▶ [What is required]:
In the copy, leave out the pictures and repeat all records exactly.

▶ [Records to process]:
---*---

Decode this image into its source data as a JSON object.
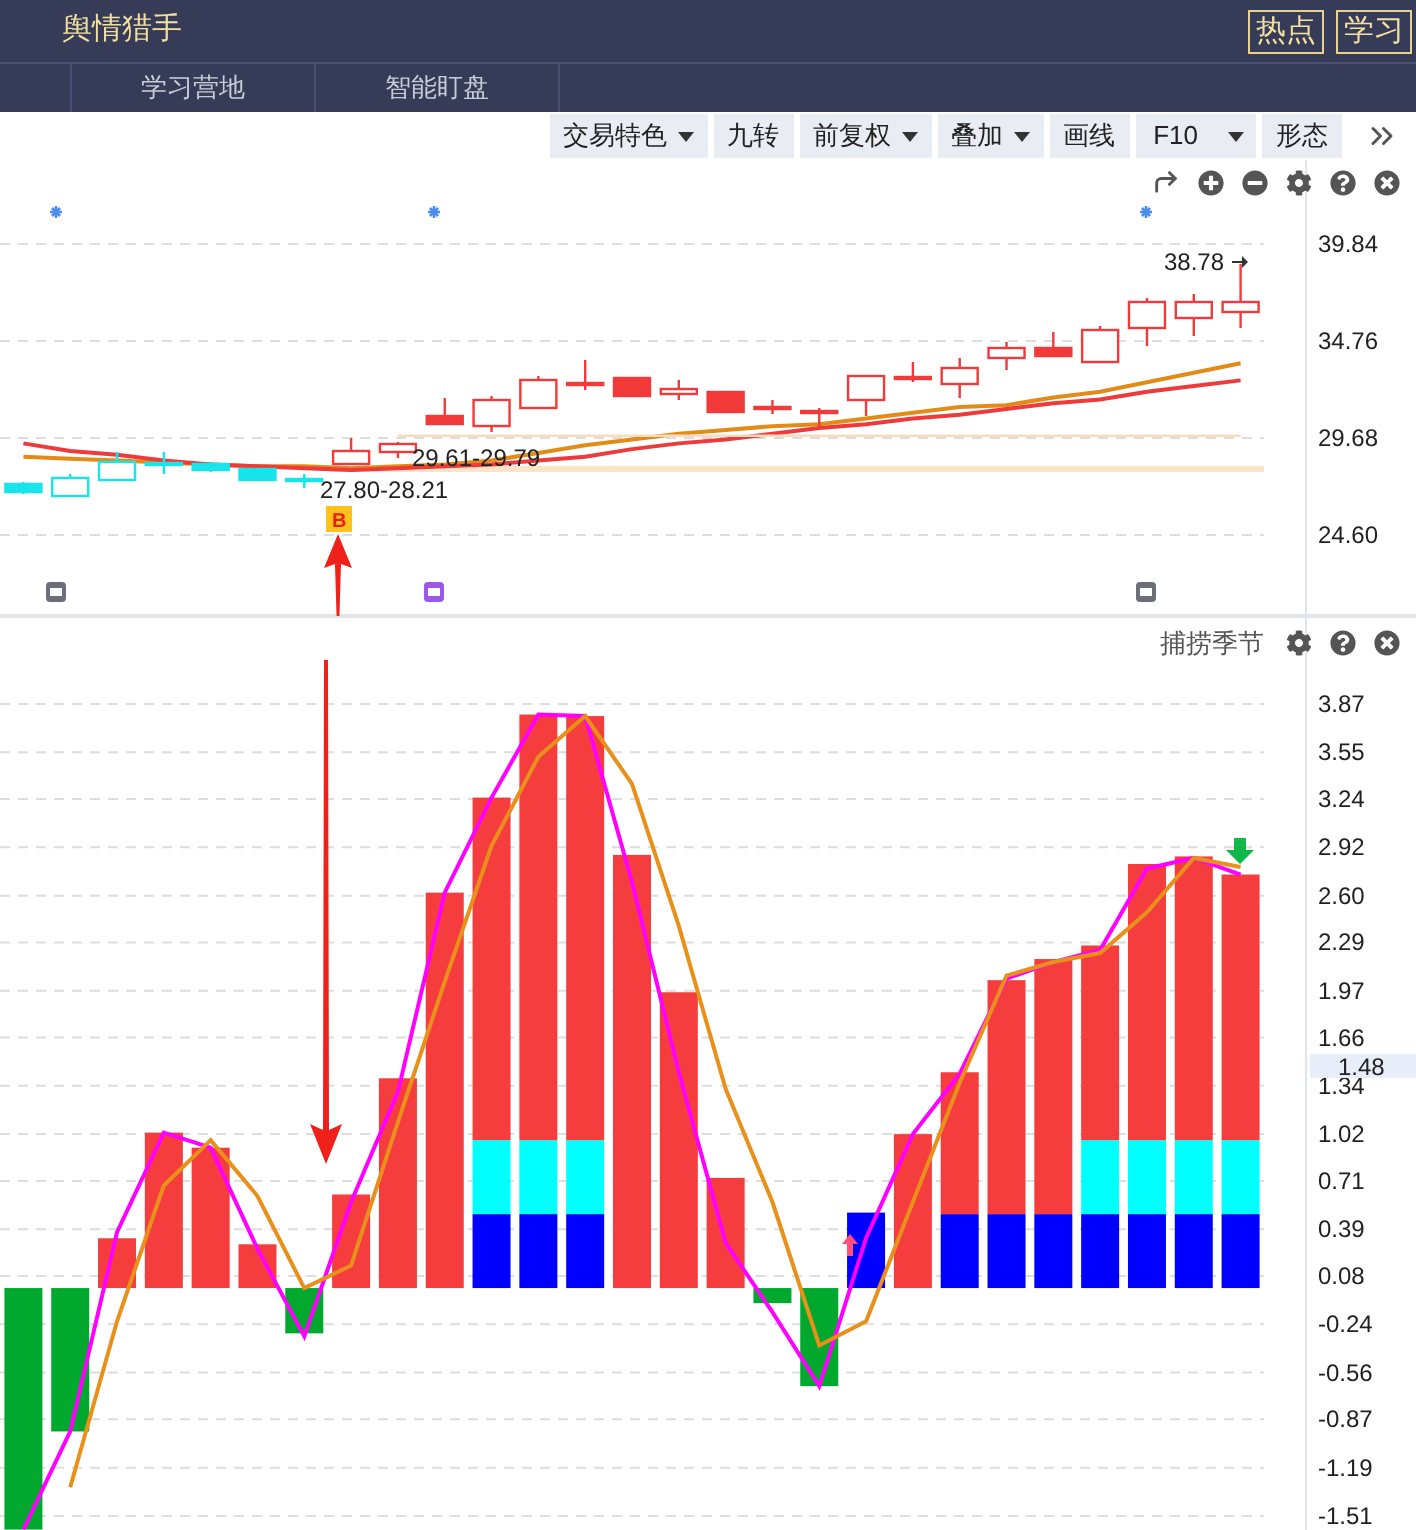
{
  "header": {
    "title": "舆情猎手",
    "buttons": [
      "热点",
      "学习"
    ]
  },
  "nav_tabs": [
    "学习营地",
    "智能盯盘"
  ],
  "toolbar": [
    {
      "label": "交易特色",
      "kind": "dropdown"
    },
    {
      "label": "九转",
      "kind": "plain"
    },
    {
      "label": "前复权",
      "kind": "dropdown"
    },
    {
      "label": "叠加",
      "kind": "dropdown"
    },
    {
      "label": "画线",
      "kind": "plain"
    },
    {
      "label": "F10",
      "kind": "split"
    },
    {
      "label": "形态",
      "kind": "plain"
    }
  ],
  "price_chart": {
    "range_labels": [
      "29.61-29.79",
      "27.80-28.21"
    ],
    "high_label": "38.78",
    "signal": "B",
    "chart_data": {
      "type": "line",
      "grid": true,
      "ylim": [
        20.36,
        44.24
      ],
      "yticks": [
        39.84,
        34.76,
        29.68,
        {
          "value": 24.6,
          "label": "24.60"
        }
      ],
      "series": [
        {
          "color": "#e38b17",
          "values": [
            28.7,
            28.6,
            28.5,
            28.4,
            28.3,
            28.2,
            28.2,
            28.1,
            28.2,
            28.3,
            28.5,
            28.9,
            29.3,
            29.6,
            29.9,
            30.1,
            30.3,
            30.4,
            30.7,
            31.0,
            31.3,
            31.4,
            31.8,
            32.1,
            32.6,
            33.1,
            33.6
          ]
        },
        {
          "color": "#ee3a3a",
          "values": [
            29.4,
            29.0,
            28.8,
            28.5,
            28.3,
            28.2,
            28.1,
            28.0,
            28.1,
            28.2,
            28.3,
            28.5,
            28.7,
            29.1,
            29.4,
            29.6,
            29.9,
            30.2,
            30.4,
            30.7,
            30.9,
            31.2,
            31.5,
            31.7,
            32.1,
            32.4,
            32.7
          ]
        },
        {
          "color": "#f7dcc0",
          "values": [
            null,
            null,
            null,
            null,
            null,
            null,
            null,
            null,
            29.8,
            29.8,
            29.8,
            29.8,
            29.8,
            29.8,
            29.8,
            29.8,
            29.8,
            29.8,
            29.8,
            29.8,
            29.8,
            29.8,
            29.8,
            29.8,
            29.8,
            29.8,
            29.8
          ]
        }
      ]
    }
  },
  "indicator": {
    "title": "捕捞季节",
    "current_value": "1.48",
    "chart_data": {
      "type": "bar",
      "stacked": true,
      "grid": true,
      "ylim": [
        -1.603,
        4.453
      ],
      "yticks": [
        3.87,
        3.55,
        3.24,
        2.92,
        {
          "value": 2.6,
          "label": "2.60"
        },
        2.29,
        1.97,
        1.66,
        1.34,
        1.02,
        0.71,
        0.39,
        0.08,
        -0.24,
        -0.56,
        -0.87,
        -1.19,
        -1.51
      ],
      "series": [
        {
          "color": "#00a82d",
          "values": [
            -1.6,
            -0.95,
            null,
            null,
            null,
            null,
            -0.3,
            null,
            null,
            null,
            null,
            null,
            null,
            null,
            null,
            null,
            -0.1,
            -0.65,
            null,
            null,
            null,
            null,
            null,
            null,
            null,
            null,
            null
          ]
        },
        {
          "color": "#0000ff",
          "values": [
            null,
            null,
            null,
            null,
            null,
            null,
            null,
            null,
            null,
            null,
            0.49,
            0.49,
            0.49,
            null,
            null,
            null,
            null,
            null,
            0.5,
            null,
            0.49,
            0.49,
            0.49,
            0.49,
            0.49,
            0.49,
            0.49
          ]
        },
        {
          "color": "#00ffff",
          "values": [
            null,
            null,
            null,
            null,
            null,
            null,
            null,
            null,
            null,
            null,
            0.49,
            0.49,
            0.49,
            null,
            null,
            null,
            null,
            null,
            null,
            null,
            null,
            null,
            null,
            0.49,
            0.49,
            0.49,
            0.49
          ]
        },
        {
          "color": "#f53d3d",
          "values": [
            null,
            null,
            0.33,
            1.03,
            0.93,
            0.29,
            null,
            0.62,
            1.39,
            2.62,
            2.27,
            2.82,
            2.81,
            2.87,
            1.96,
            0.73,
            null,
            null,
            null,
            1.02,
            0.94,
            1.55,
            1.69,
            1.29,
            1.83,
            1.88,
            1.76
          ]
        },
        {
          "type": "line",
          "color": "#ff00ff",
          "values": [
            -1.6,
            -0.95,
            0.37,
            1.03,
            0.93,
            0.26,
            -0.32,
            0.57,
            1.3,
            2.62,
            3.25,
            3.8,
            3.79,
            2.69,
            1.43,
            0.3,
            -0.16,
            -0.65,
            0.33,
            1.02,
            1.42,
            2.05,
            2.16,
            2.24,
            2.78,
            2.85,
            2.74
          ]
        },
        {
          "type": "line",
          "color": "#e8901a",
          "values": [
            null,
            -1.32,
            -0.22,
            0.68,
            0.98,
            0.61,
            0.0,
            0.15,
            1.1,
            2.03,
            2.93,
            3.52,
            3.79,
            3.34,
            2.4,
            1.32,
            0.57,
            -0.38,
            -0.22,
            0.57,
            1.36,
            2.07,
            2.16,
            2.22,
            2.49,
            2.85,
            2.79
          ]
        }
      ]
    }
  }
}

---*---

▶ [Exercise result]:
Decode this image into its source data as a JSON object.
{
  "header": {
    "title": "舆情猎手",
    "buttons": [
      "热点",
      "学习"
    ]
  },
  "nav_tabs": [
    "学习营地",
    "智能盯盘"
  ],
  "toolbar": [
    {
      "label": "交易特色",
      "kind": "dropdown"
    },
    {
      "label": "九转",
      "kind": "plain"
    },
    {
      "label": "前复权",
      "kind": "dropdown"
    },
    {
      "label": "叠加",
      "kind": "dropdown"
    },
    {
      "label": "画线",
      "kind": "plain"
    },
    {
      "label": "F10",
      "kind": "split"
    },
    {
      "label": "形态",
      "kind": "plain"
    }
  ],
  "price_chart": {
    "range_labels": [
      "29.61-29.79",
      "27.80-28.21"
    ],
    "high_label": "38.78",
    "signal": "B",
    "chart_data": {
      "type": "line",
      "grid": true,
      "ylim": [
        20.36,
        44.24
      ],
      "yticks": [
        39.84,
        34.76,
        29.68,
        {
          "value": 24.6,
          "label": "24.60"
        }
      ],
      "series": [
        {
          "color": "#e38b17",
          "values": [
            28.7,
            28.6,
            28.5,
            28.4,
            28.3,
            28.2,
            28.2,
            28.1,
            28.2,
            28.3,
            28.5,
            28.9,
            29.3,
            29.6,
            29.9,
            30.1,
            30.3,
            30.4,
            30.7,
            31.0,
            31.3,
            31.4,
            31.8,
            32.1,
            32.6,
            33.1,
            33.6
          ]
        },
        {
          "color": "#ee3a3a",
          "values": [
            29.4,
            29.0,
            28.8,
            28.5,
            28.3,
            28.2,
            28.1,
            28.0,
            28.1,
            28.2,
            28.3,
            28.5,
            28.7,
            29.1,
            29.4,
            29.6,
            29.9,
            30.2,
            30.4,
            30.7,
            30.9,
            31.2,
            31.5,
            31.7,
            32.1,
            32.4,
            32.7
          ]
        },
        {
          "color": "#f7dcc0",
          "values": [
            null,
            null,
            null,
            null,
            null,
            null,
            null,
            null,
            29.8,
            29.8,
            29.8,
            29.8,
            29.8,
            29.8,
            29.8,
            29.8,
            29.8,
            29.8,
            29.8,
            29.8,
            29.8,
            29.8,
            29.8,
            29.8,
            29.8,
            29.8,
            29.8
          ]
        }
      ]
    }
  },
  "indicator": {
    "title": "捕捞季节",
    "current_value": "1.48",
    "chart_data": {
      "type": "bar",
      "stacked": true,
      "grid": true,
      "ylim": [
        -1.603,
        4.453
      ],
      "yticks": [
        3.87,
        3.55,
        3.24,
        2.92,
        {
          "value": 2.6,
          "label": "2.60"
        },
        2.29,
        1.97,
        1.66,
        1.34,
        1.02,
        0.71,
        0.39,
        0.08,
        -0.24,
        -0.56,
        -0.87,
        -1.19,
        -1.51
      ],
      "series": [
        {
          "color": "#00a82d",
          "values": [
            -1.6,
            -0.95,
            null,
            null,
            null,
            null,
            -0.3,
            null,
            null,
            null,
            null,
            null,
            null,
            null,
            null,
            null,
            -0.1,
            -0.65,
            null,
            null,
            null,
            null,
            null,
            null,
            null,
            null,
            null
          ]
        },
        {
          "color": "#0000ff",
          "values": [
            null,
            null,
            null,
            null,
            null,
            null,
            null,
            null,
            null,
            null,
            0.49,
            0.49,
            0.49,
            null,
            null,
            null,
            null,
            null,
            0.5,
            null,
            0.49,
            0.49,
            0.49,
            0.49,
            0.49,
            0.49,
            0.49
          ]
        },
        {
          "color": "#00ffff",
          "values": [
            null,
            null,
            null,
            null,
            null,
            null,
            null,
            null,
            null,
            null,
            0.49,
            0.49,
            0.49,
            null,
            null,
            null,
            null,
            null,
            null,
            null,
            null,
            null,
            null,
            0.49,
            0.49,
            0.49,
            0.49
          ]
        },
        {
          "color": "#f53d3d",
          "values": [
            null,
            null,
            0.33,
            1.03,
            0.93,
            0.29,
            null,
            0.62,
            1.39,
            2.62,
            2.27,
            2.82,
            2.81,
            2.87,
            1.96,
            0.73,
            null,
            null,
            null,
            1.02,
            0.94,
            1.55,
            1.69,
            1.29,
            1.83,
            1.88,
            1.76
          ]
        },
        {
          "type": "line",
          "color": "#ff00ff",
          "values": [
            -1.6,
            -0.95,
            0.37,
            1.03,
            0.93,
            0.26,
            -0.32,
            0.57,
            1.3,
            2.62,
            3.25,
            3.8,
            3.79,
            2.69,
            1.43,
            0.3,
            -0.16,
            -0.65,
            0.33,
            1.02,
            1.42,
            2.05,
            2.16,
            2.24,
            2.78,
            2.85,
            2.74
          ]
        },
        {
          "type": "line",
          "color": "#e8901a",
          "values": [
            null,
            -1.32,
            -0.22,
            0.68,
            0.98,
            0.61,
            0.0,
            0.15,
            1.1,
            2.03,
            2.93,
            3.52,
            3.79,
            3.34,
            2.4,
            1.32,
            0.57,
            -0.38,
            -0.22,
            0.57,
            1.36,
            2.07,
            2.16,
            2.22,
            2.49,
            2.85,
            2.79
          ]
        }
      ]
    }
  }
}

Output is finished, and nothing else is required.